(Dataset rows describing interfaces)

_____

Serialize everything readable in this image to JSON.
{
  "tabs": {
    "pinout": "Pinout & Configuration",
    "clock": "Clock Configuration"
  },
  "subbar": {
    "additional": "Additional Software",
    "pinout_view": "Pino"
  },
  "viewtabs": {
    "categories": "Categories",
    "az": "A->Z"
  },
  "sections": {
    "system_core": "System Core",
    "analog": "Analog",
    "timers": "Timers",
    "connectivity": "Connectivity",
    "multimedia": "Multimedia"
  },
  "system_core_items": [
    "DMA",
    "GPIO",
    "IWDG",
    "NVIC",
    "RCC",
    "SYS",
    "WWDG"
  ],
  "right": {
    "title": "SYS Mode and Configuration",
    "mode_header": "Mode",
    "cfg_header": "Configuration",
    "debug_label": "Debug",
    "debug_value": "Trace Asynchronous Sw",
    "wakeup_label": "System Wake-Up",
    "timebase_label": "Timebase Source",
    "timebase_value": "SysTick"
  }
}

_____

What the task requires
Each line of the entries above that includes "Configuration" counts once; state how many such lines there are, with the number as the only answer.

Result of the exercise
4